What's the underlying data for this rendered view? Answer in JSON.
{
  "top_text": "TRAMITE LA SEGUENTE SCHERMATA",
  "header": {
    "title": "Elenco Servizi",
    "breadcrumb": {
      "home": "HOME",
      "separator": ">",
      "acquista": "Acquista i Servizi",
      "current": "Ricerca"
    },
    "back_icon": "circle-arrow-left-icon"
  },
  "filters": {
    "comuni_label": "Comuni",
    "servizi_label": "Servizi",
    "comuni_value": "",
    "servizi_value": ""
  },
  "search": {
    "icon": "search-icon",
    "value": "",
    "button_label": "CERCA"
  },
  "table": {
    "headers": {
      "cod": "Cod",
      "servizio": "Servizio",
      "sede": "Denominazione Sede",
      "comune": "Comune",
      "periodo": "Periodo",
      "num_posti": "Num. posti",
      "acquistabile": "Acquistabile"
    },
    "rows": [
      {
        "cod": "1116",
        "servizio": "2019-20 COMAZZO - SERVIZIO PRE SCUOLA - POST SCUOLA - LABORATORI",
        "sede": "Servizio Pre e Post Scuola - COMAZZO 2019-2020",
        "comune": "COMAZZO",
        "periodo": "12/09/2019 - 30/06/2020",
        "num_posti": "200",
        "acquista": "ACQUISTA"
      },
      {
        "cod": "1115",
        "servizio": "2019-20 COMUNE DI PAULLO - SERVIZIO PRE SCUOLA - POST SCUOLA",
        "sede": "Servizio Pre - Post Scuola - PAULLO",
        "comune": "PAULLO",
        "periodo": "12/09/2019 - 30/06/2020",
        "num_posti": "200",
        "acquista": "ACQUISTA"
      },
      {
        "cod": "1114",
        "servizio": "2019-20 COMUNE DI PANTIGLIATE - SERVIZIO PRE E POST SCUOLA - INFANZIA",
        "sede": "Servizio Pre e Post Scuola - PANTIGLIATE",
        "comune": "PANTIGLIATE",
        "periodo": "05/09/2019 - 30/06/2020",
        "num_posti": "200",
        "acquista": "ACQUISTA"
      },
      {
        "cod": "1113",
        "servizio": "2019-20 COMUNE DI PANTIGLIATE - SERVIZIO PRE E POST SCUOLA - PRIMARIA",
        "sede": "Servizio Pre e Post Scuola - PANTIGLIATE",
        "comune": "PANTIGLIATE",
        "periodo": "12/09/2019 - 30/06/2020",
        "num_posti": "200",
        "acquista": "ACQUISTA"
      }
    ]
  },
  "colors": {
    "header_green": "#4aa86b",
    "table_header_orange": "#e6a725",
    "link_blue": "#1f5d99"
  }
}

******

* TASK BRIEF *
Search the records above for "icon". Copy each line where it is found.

* EXERCISE RESULT *
    "back_icon": "circle-arrow-left-icon"
    "icon": "search-icon",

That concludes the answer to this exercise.